Appearance Alert!
MRC's Brent Bozell talks about media bias on FNC's The Kelly File, 9:30pm ET/PT Thursday

The Iraq War on Cable TV

CNN and MSNBC vs. The Fox News Channel

Conclusion:

In mid-November 2006, CNN polled Americans to find out if they still thought the U.S. "can win" the war in Iraq. Even amid all of the bad news, a majority (54%) said they still thought victory was possible, although the same poll found 56 percent predicted the U.S. "will not win" in Iraq. In other words, while most of us think our country has the inherent capacity to prevail in Iraq, our citizens are not optimistic that such a victory will ever be realized.

The pessimistic reporting of the past few years has helped move the debate over Iraq from "How do we win?" to "How do we get out?" Network reporters have focused on the discouragingly brutal realities of war, but have spent relatively little air time analyzing the consequences of U.S. forces leaving Iraq before even the basic goals of stability and self-defense have been realized. TV news viewers (apart from those who regularly watch FNC) could be forgiven if they believe the American military’s role in Iraq has been primarily destructive, since journalists have focused most of their energy detailing the awfulness of what is happening now. Rarely mentioned is the fact that U.S. soldiers remain a key bulwark preventing even greater chaos and violence, and that it is their bravery that prevents Iraq from falling prey to the car bombers and terrorists.

There’s no doubt that the Fox News Channel offered viewers a different editorial approach than that found at CNN and MSNBC — or ABC, CBS and NBC, for that matter. FNC’s reporters certainly presented their fair share of bad news about Iraq, but did a better job of balancing the setbacks and difficulties with proper acknowledgment of U.S. achievements in Iraq.
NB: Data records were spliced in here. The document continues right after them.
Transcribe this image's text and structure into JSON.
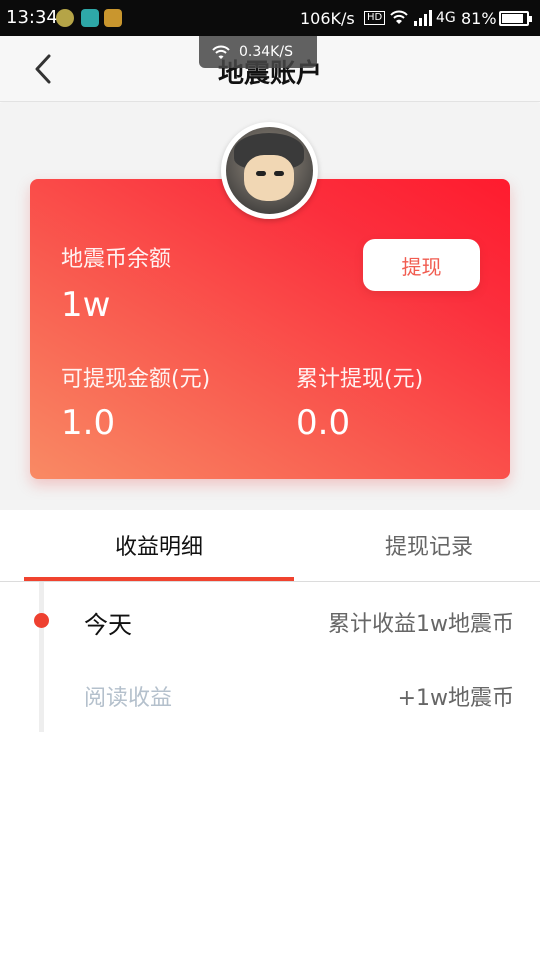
{
  "status_bar": {
    "time": "13:34",
    "net_speed": "106K/s",
    "hd": "HD",
    "network_type": "4G",
    "battery_pct": "81%",
    "battery_level": 0.81
  },
  "network_toast": {
    "speed": "0.34K/S"
  },
  "header": {
    "title": "地震账户"
  },
  "account_card": {
    "balance_label": "地震币余额",
    "balance_value": "1w",
    "withdraw_label": "提现",
    "available_label": "可提现金额(元)",
    "available_value": "1.0",
    "total_withdrawn_label": "累计提现(元)",
    "total_withdrawn_value": "0.0"
  },
  "tabs": [
    {
      "label": "收益明细",
      "active": true
    },
    {
      "label": "提现记录",
      "active": false
    }
  ],
  "timeline": {
    "day_label": "今天",
    "day_summary": "累计收益1w地震币",
    "items": [
      {
        "label": "阅读收益",
        "amount": "+1w地震币"
      }
    ]
  },
  "colors": {
    "accent": "#f0432f",
    "card_gradient_start": "#f98a64",
    "card_gradient_end": "#ff1b2e"
  },
  "icons": {
    "back": "chevron-left-icon",
    "wifi": "wifi-icon",
    "signal": "signal-icon",
    "battery": "battery-icon"
  }
}
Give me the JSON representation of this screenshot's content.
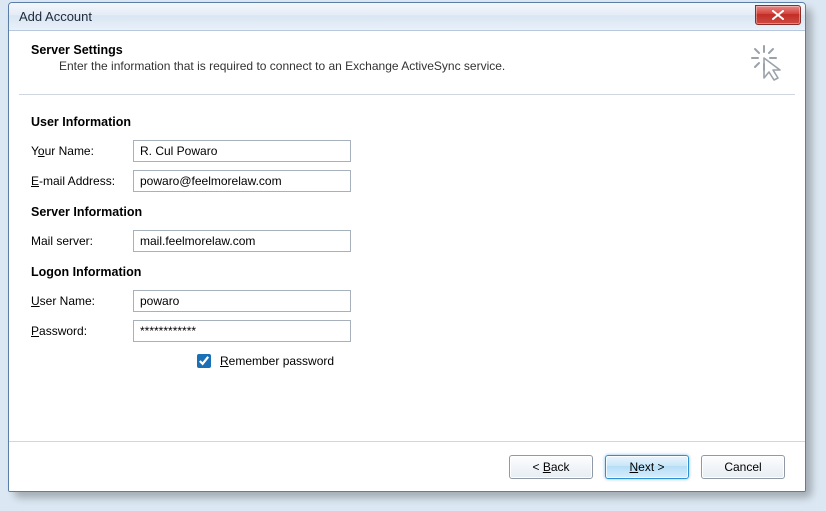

Given the stakes of the war in Iraq, such a balanced approach seems preferable to lopsidedly negative coverage that seems designed more to influence the course of events than to merely report on them.